_SOURCE MATERIAL:_
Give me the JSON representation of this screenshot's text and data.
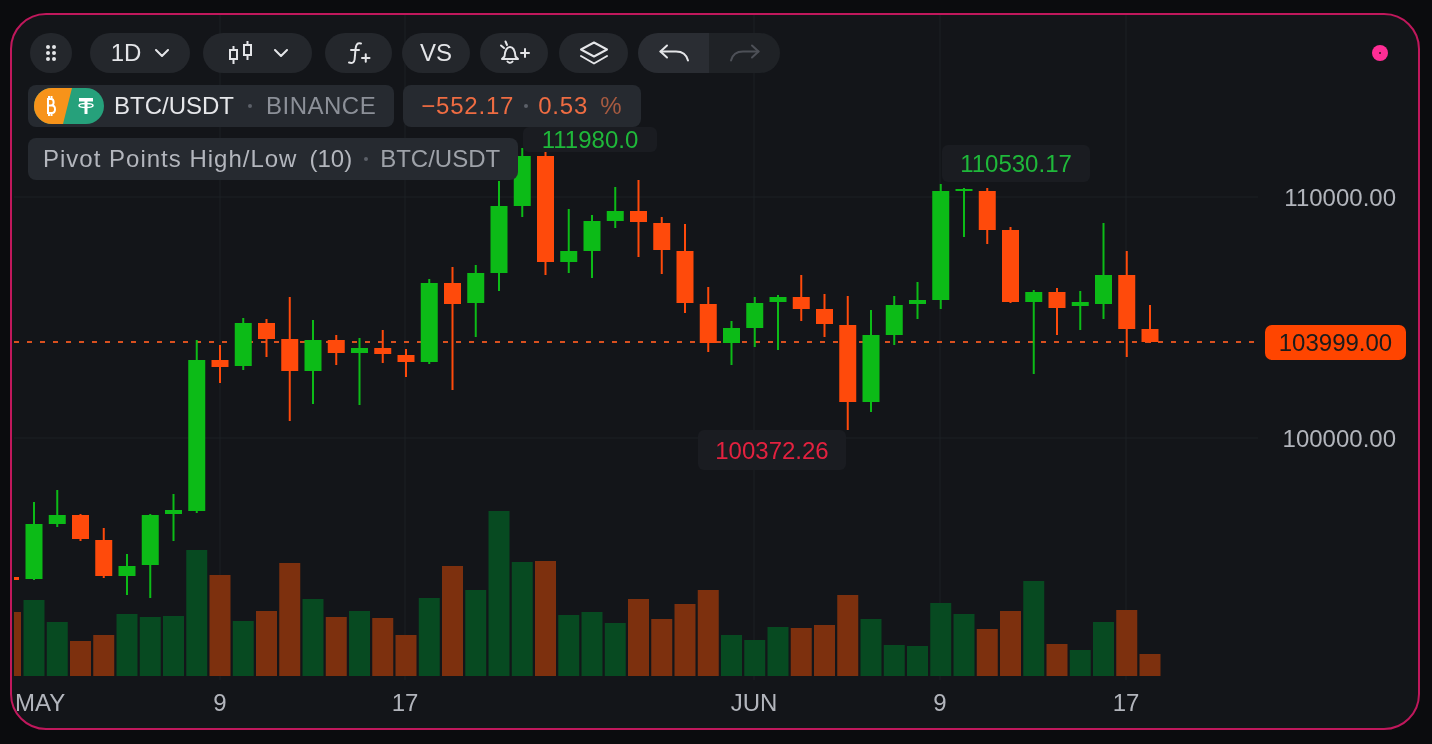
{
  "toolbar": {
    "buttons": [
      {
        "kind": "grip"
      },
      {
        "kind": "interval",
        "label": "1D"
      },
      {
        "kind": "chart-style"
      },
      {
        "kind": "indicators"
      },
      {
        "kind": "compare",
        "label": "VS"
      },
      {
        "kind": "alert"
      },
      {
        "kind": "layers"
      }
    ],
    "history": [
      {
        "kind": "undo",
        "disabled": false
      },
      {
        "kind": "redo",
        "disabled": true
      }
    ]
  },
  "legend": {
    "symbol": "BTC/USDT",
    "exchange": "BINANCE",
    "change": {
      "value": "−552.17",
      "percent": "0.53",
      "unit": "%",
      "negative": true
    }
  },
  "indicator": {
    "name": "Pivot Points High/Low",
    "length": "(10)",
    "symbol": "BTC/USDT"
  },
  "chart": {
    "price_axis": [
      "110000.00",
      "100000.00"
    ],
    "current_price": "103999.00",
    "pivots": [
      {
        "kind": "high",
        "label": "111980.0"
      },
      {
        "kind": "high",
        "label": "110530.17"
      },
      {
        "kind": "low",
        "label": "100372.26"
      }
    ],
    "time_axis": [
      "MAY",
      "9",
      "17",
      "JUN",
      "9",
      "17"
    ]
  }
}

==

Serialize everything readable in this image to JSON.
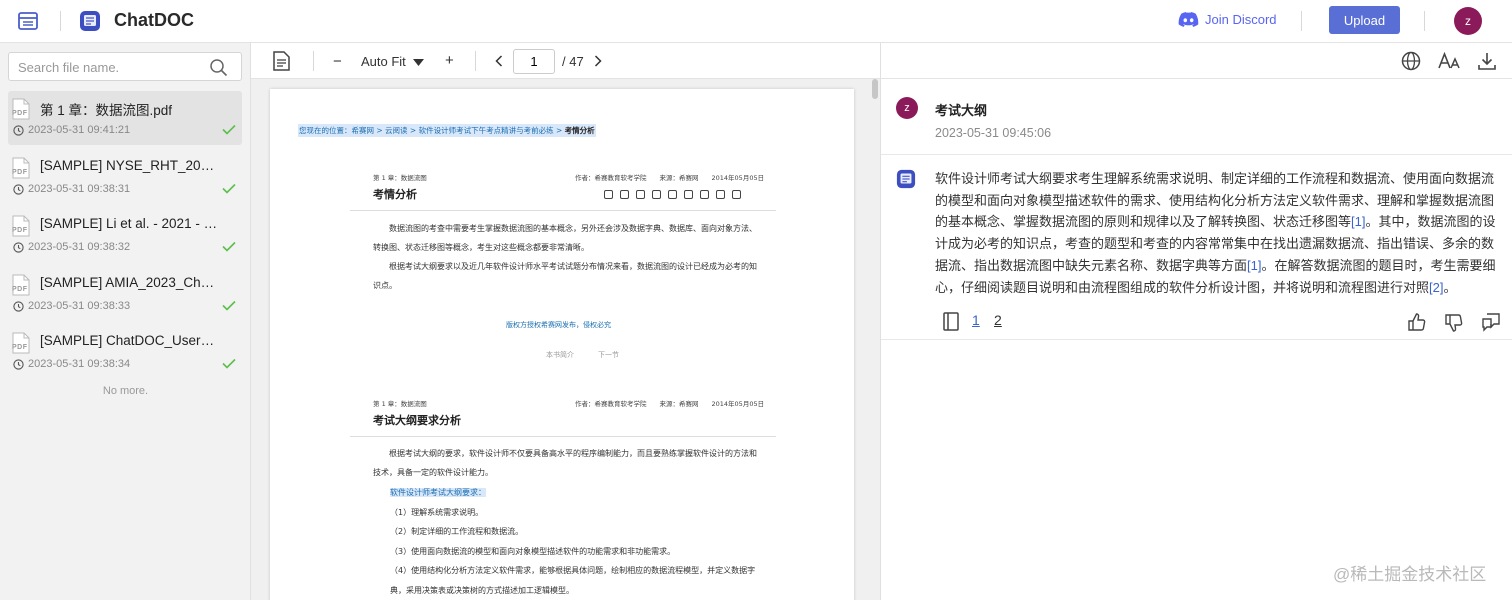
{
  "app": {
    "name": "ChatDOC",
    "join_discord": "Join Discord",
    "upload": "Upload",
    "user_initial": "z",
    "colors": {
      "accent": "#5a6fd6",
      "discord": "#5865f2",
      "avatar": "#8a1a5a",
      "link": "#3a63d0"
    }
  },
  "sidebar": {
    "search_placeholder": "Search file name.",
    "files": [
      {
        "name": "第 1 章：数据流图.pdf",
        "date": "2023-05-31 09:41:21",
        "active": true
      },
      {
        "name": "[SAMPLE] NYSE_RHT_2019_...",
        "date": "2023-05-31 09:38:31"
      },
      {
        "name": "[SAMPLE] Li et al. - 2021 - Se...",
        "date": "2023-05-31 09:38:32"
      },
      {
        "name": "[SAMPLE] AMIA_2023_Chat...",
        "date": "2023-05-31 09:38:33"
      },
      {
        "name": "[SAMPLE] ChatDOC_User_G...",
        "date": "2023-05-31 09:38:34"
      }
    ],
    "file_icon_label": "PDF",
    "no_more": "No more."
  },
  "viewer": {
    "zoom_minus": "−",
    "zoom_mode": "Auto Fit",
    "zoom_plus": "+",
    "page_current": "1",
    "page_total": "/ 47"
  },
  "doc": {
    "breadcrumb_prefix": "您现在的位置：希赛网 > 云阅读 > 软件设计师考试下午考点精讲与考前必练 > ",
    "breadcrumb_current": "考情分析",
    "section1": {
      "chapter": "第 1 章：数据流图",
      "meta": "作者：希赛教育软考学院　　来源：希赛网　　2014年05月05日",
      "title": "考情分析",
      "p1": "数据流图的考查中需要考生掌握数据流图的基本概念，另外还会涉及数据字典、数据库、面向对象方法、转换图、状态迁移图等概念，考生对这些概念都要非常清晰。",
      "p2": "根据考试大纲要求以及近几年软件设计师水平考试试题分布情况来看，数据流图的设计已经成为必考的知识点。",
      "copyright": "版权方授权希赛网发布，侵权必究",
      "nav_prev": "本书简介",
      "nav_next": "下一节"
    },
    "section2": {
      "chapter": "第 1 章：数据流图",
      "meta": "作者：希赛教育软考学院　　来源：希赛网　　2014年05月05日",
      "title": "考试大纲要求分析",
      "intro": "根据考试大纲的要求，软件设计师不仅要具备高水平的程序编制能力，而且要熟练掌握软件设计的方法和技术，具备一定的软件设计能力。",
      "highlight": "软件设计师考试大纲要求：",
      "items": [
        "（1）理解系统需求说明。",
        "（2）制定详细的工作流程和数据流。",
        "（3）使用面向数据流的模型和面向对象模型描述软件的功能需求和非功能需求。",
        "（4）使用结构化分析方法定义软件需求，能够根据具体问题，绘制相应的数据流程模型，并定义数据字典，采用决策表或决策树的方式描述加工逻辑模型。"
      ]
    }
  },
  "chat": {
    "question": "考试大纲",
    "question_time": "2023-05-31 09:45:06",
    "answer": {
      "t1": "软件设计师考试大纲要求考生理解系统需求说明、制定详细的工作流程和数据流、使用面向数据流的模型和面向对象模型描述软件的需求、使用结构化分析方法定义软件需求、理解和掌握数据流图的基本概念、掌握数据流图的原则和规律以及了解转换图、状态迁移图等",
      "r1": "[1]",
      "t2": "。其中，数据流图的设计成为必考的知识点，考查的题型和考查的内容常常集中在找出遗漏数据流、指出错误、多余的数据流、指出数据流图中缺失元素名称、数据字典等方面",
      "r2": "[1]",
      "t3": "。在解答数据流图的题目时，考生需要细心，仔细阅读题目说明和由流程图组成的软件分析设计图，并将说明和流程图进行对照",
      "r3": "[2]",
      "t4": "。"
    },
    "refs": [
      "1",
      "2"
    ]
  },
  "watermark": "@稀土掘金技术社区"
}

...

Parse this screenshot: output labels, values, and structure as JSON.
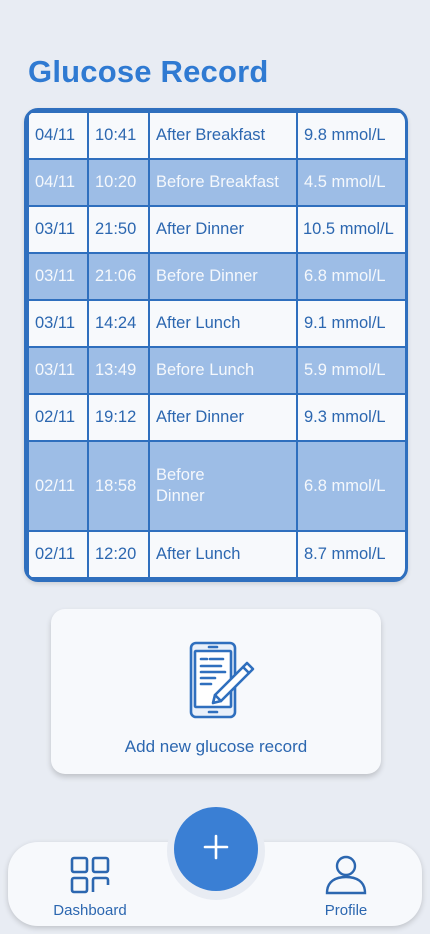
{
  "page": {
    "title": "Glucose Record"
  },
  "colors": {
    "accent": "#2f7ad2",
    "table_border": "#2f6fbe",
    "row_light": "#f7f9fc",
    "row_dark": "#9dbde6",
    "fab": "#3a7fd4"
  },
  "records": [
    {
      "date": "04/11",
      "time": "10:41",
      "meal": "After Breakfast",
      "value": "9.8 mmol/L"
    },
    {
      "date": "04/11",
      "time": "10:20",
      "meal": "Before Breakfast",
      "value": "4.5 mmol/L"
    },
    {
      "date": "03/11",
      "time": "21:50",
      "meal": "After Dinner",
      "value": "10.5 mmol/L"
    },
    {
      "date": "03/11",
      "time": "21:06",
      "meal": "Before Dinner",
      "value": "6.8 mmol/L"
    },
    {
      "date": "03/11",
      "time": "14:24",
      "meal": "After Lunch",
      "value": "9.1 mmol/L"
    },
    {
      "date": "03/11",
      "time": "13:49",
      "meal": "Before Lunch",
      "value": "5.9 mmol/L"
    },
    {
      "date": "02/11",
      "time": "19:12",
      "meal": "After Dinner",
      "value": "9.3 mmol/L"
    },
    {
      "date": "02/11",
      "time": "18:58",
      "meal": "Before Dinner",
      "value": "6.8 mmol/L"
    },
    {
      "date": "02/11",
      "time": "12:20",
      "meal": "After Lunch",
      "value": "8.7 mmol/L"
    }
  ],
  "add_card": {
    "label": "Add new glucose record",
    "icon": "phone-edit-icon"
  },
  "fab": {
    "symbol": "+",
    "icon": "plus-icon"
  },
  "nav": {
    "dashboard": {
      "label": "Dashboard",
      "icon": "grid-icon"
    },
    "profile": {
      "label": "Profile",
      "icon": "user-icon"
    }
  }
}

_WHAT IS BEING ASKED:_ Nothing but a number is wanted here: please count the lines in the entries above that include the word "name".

_RESPONSE FOR THIS EXERCISE:_ 8